## What needs to be done
Every line with "JSON" in it must be copied from the data.

(Web page and app entries)
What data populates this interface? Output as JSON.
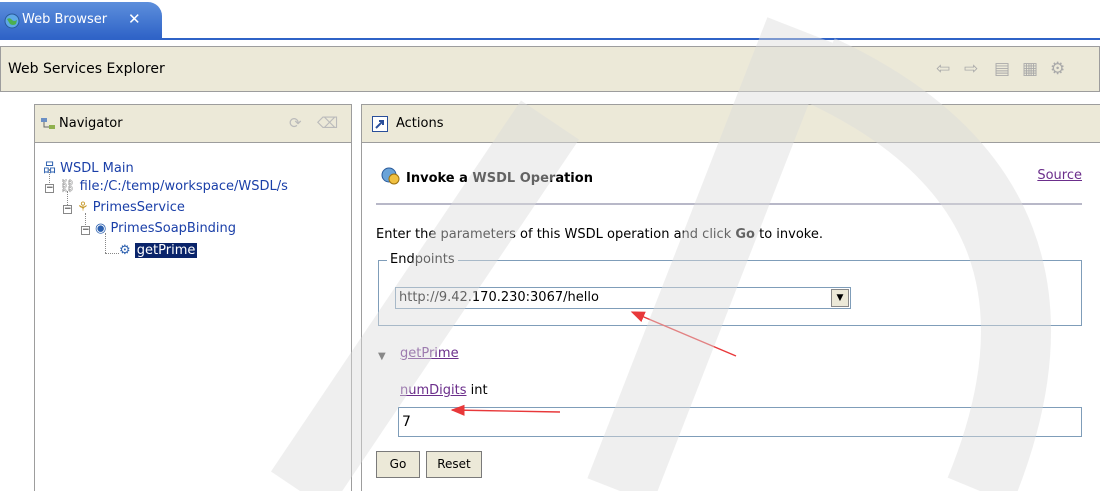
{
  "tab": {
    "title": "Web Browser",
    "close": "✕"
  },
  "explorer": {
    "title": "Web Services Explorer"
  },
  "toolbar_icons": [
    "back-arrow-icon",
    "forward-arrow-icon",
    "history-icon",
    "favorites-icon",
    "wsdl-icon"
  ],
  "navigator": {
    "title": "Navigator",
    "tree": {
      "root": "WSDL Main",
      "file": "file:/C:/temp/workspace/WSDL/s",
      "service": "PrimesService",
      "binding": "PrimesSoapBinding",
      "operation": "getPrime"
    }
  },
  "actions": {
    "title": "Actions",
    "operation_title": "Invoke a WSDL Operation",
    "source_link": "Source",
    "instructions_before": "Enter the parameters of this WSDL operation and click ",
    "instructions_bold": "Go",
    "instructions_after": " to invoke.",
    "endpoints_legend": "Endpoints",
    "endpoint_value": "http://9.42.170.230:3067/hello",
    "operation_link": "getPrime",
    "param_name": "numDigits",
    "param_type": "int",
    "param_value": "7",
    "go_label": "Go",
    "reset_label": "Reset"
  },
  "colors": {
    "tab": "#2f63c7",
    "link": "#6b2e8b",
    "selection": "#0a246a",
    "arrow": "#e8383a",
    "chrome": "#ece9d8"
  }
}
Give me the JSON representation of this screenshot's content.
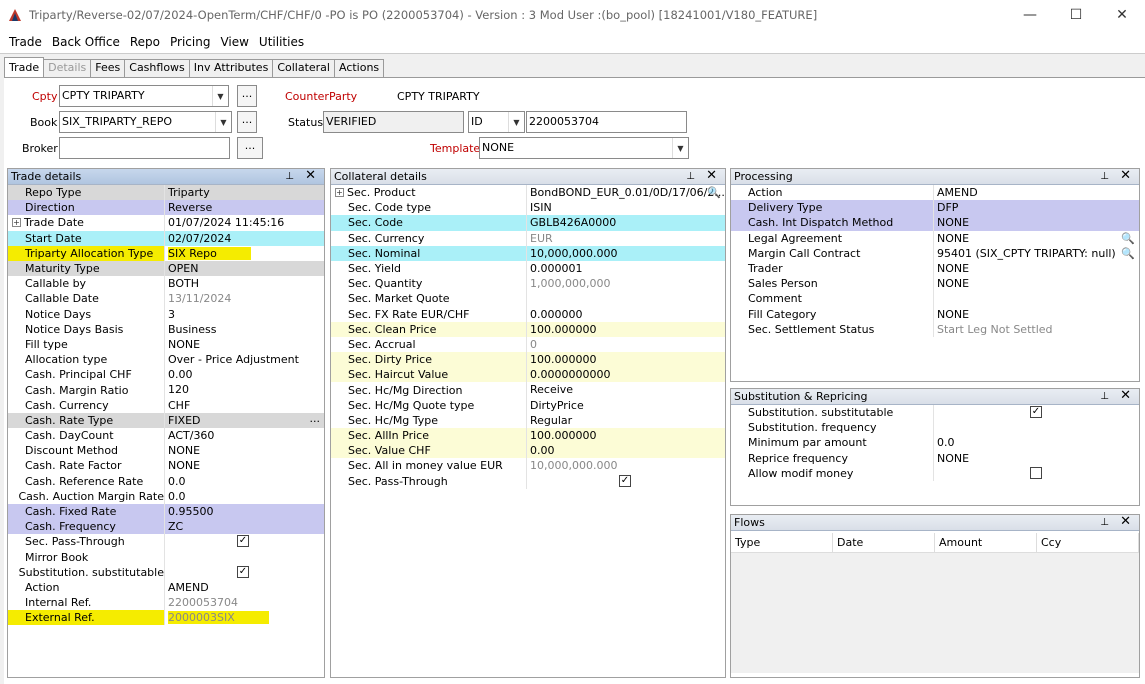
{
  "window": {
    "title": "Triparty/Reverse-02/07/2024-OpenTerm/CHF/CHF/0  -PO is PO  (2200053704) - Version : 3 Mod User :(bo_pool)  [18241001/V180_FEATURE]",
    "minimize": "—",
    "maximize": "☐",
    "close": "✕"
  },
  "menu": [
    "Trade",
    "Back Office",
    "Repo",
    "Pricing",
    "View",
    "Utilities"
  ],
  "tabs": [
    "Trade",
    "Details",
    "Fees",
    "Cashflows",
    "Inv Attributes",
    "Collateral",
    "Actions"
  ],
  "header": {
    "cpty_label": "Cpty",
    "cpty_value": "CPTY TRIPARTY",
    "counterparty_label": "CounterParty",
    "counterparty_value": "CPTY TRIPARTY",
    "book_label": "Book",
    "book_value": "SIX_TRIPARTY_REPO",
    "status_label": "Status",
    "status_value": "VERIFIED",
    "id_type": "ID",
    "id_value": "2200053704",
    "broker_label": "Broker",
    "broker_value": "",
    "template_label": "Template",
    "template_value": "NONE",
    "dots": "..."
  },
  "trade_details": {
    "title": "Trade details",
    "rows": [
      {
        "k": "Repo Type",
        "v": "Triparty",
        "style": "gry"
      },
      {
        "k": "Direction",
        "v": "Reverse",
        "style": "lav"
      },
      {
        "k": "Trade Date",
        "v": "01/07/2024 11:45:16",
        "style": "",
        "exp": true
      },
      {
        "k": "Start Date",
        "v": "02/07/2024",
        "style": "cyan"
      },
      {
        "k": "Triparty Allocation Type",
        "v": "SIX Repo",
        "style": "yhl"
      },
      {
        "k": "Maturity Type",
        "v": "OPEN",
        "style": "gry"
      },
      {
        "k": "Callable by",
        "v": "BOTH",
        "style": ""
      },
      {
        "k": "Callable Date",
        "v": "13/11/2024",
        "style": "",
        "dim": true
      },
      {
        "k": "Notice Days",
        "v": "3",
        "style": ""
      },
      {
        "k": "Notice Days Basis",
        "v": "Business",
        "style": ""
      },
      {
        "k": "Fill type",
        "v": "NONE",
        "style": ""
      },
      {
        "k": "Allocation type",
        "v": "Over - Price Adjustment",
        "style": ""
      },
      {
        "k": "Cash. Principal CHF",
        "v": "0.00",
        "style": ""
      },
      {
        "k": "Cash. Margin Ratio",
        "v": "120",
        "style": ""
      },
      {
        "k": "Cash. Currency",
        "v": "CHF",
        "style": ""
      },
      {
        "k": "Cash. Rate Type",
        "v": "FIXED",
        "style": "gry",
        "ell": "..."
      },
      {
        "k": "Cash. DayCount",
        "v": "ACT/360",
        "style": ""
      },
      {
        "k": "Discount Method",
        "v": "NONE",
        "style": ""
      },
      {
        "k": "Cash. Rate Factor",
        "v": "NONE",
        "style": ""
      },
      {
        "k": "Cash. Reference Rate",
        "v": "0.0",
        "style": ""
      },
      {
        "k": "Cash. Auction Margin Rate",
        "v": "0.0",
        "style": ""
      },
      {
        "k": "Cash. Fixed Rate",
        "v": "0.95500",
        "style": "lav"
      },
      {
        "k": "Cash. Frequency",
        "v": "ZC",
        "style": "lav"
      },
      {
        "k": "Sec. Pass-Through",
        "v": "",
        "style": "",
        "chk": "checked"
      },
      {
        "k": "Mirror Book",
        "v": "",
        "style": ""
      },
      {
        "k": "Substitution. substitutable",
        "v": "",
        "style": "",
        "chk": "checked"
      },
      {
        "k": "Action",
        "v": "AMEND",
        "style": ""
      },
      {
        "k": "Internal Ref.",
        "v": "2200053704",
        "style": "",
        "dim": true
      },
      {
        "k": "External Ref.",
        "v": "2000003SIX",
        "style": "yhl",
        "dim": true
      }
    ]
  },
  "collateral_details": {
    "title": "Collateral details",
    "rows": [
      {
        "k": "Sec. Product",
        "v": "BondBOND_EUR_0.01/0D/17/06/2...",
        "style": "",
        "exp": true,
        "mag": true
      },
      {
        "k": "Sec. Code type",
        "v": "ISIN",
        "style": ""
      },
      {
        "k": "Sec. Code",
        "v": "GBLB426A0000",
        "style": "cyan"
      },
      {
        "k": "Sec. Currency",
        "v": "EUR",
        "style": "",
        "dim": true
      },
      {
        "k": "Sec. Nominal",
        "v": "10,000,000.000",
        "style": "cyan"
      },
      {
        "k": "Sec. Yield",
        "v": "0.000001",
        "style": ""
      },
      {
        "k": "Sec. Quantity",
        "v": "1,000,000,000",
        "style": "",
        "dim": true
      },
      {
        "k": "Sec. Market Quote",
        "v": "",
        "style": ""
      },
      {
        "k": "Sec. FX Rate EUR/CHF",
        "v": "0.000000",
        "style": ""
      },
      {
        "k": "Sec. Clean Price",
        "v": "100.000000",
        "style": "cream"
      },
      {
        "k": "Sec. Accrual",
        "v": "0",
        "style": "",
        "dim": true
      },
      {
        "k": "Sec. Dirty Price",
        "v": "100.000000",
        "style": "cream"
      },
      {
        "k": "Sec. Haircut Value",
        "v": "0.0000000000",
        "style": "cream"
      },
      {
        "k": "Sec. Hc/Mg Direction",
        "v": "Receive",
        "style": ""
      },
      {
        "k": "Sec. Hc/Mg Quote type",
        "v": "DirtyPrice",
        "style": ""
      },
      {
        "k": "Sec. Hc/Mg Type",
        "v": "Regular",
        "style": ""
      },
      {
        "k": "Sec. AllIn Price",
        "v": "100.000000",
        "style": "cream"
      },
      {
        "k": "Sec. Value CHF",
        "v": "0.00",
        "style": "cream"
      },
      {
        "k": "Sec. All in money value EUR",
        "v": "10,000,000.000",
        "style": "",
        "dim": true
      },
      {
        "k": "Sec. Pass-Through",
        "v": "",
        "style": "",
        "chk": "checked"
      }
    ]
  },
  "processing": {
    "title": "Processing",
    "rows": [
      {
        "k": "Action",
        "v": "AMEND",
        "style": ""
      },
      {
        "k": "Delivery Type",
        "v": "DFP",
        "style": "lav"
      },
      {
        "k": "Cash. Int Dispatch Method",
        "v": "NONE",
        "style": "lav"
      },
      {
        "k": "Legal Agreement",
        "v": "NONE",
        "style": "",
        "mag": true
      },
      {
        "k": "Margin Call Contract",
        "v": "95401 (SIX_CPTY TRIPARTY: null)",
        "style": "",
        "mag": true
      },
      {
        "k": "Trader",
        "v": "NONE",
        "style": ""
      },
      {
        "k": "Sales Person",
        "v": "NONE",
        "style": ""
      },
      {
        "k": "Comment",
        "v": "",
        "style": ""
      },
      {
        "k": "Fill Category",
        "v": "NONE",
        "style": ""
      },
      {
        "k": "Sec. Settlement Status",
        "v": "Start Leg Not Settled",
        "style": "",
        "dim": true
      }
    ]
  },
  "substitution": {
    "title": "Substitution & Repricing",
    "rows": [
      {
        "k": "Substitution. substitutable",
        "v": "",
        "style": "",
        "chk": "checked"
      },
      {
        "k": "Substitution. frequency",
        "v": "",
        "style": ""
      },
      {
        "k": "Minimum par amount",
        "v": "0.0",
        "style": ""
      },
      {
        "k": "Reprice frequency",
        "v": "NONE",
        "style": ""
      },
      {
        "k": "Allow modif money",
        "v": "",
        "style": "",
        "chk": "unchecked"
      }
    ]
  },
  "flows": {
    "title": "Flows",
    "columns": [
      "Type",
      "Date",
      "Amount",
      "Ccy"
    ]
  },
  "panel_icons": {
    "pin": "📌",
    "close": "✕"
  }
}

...

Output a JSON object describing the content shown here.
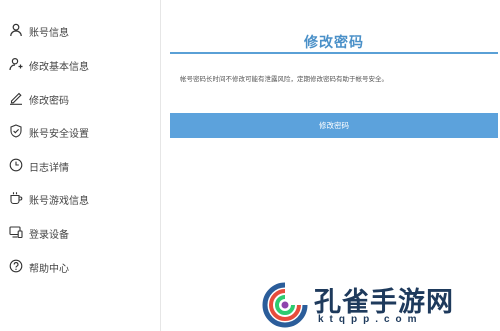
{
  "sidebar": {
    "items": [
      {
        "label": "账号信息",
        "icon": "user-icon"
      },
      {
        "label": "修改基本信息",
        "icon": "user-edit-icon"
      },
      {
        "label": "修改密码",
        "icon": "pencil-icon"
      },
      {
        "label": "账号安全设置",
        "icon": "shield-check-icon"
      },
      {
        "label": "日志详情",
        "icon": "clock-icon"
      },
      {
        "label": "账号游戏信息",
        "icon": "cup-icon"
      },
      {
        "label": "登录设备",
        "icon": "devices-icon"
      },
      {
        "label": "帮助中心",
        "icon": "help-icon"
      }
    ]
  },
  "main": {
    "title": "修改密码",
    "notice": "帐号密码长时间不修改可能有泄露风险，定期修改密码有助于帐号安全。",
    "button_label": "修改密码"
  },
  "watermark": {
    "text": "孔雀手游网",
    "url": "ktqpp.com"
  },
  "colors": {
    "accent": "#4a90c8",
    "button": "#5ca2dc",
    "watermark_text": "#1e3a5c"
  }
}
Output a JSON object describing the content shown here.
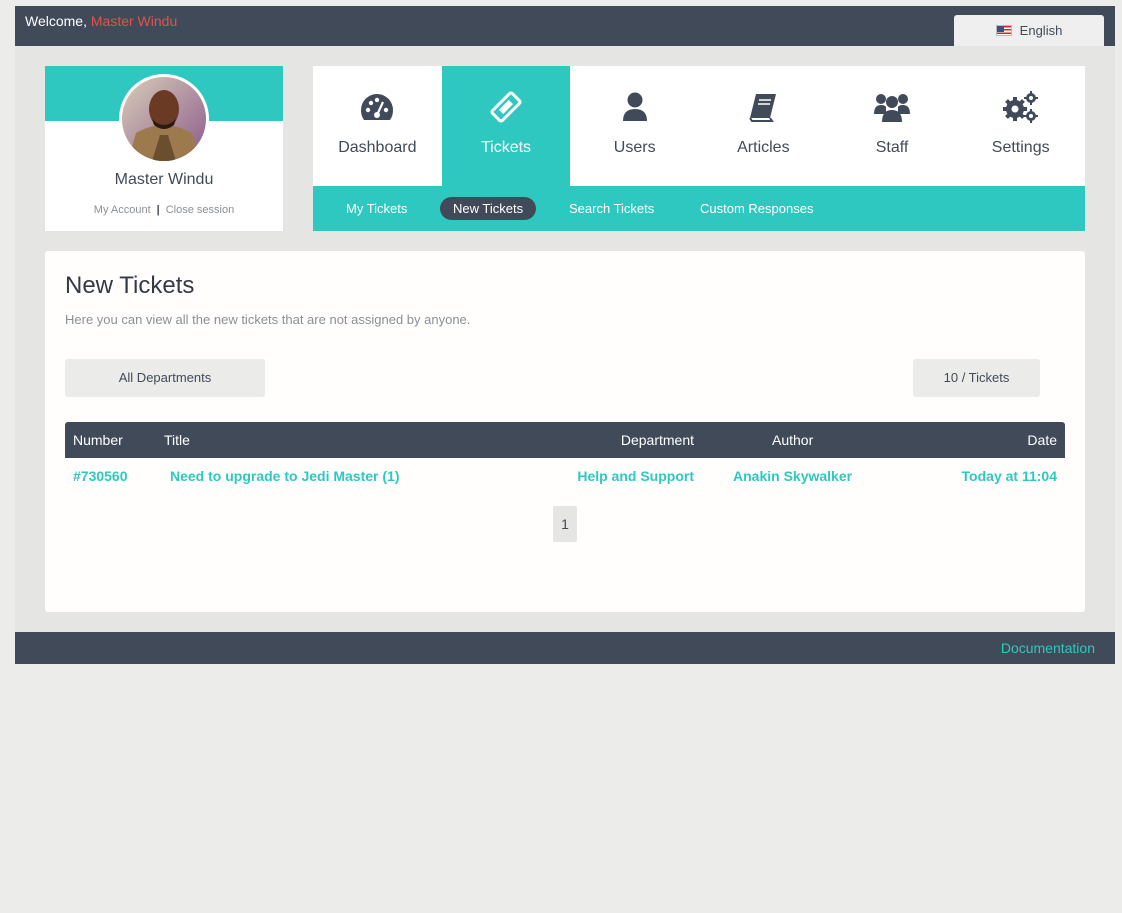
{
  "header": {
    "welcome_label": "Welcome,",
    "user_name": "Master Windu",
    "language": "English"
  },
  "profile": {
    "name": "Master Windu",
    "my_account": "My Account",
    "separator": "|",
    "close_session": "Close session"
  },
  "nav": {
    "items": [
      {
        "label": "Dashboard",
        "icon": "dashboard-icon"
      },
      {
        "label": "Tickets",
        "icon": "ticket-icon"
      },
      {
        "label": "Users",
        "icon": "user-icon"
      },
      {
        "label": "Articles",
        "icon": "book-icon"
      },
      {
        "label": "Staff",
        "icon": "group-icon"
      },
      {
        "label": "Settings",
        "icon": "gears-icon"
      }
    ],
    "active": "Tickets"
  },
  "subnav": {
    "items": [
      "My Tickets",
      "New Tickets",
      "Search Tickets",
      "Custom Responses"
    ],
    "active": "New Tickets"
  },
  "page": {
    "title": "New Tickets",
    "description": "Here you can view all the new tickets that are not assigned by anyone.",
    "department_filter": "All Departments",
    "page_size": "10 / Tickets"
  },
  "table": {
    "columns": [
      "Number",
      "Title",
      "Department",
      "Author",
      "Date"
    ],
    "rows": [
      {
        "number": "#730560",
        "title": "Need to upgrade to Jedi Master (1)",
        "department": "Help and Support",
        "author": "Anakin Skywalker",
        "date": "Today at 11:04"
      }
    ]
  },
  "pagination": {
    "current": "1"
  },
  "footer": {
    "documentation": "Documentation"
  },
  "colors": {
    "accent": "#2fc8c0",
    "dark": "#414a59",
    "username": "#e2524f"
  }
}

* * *

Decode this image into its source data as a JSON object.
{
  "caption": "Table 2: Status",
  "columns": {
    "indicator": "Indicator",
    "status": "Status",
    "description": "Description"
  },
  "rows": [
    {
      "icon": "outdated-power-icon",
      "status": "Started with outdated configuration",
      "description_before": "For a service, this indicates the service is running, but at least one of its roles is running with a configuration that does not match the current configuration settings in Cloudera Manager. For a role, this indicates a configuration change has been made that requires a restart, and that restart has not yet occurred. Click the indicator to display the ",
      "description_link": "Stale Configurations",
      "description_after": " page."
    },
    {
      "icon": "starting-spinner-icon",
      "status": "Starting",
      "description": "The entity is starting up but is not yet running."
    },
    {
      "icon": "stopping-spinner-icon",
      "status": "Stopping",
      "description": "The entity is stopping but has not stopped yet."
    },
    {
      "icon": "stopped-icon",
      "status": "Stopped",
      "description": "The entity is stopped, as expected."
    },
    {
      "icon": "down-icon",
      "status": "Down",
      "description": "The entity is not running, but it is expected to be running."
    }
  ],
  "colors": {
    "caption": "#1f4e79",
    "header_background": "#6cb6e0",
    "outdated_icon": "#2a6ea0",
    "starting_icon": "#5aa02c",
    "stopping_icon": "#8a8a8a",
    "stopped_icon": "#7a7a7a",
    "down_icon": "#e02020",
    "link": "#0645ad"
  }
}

## Answer
What data populates this interface? Output as JSON.
Give me the JSON representation of this screenshot's content.
Output a JSON object describing the content shown here.
Output a JSON object describing the content shown here.
Decode this image into its source data as a JSON object.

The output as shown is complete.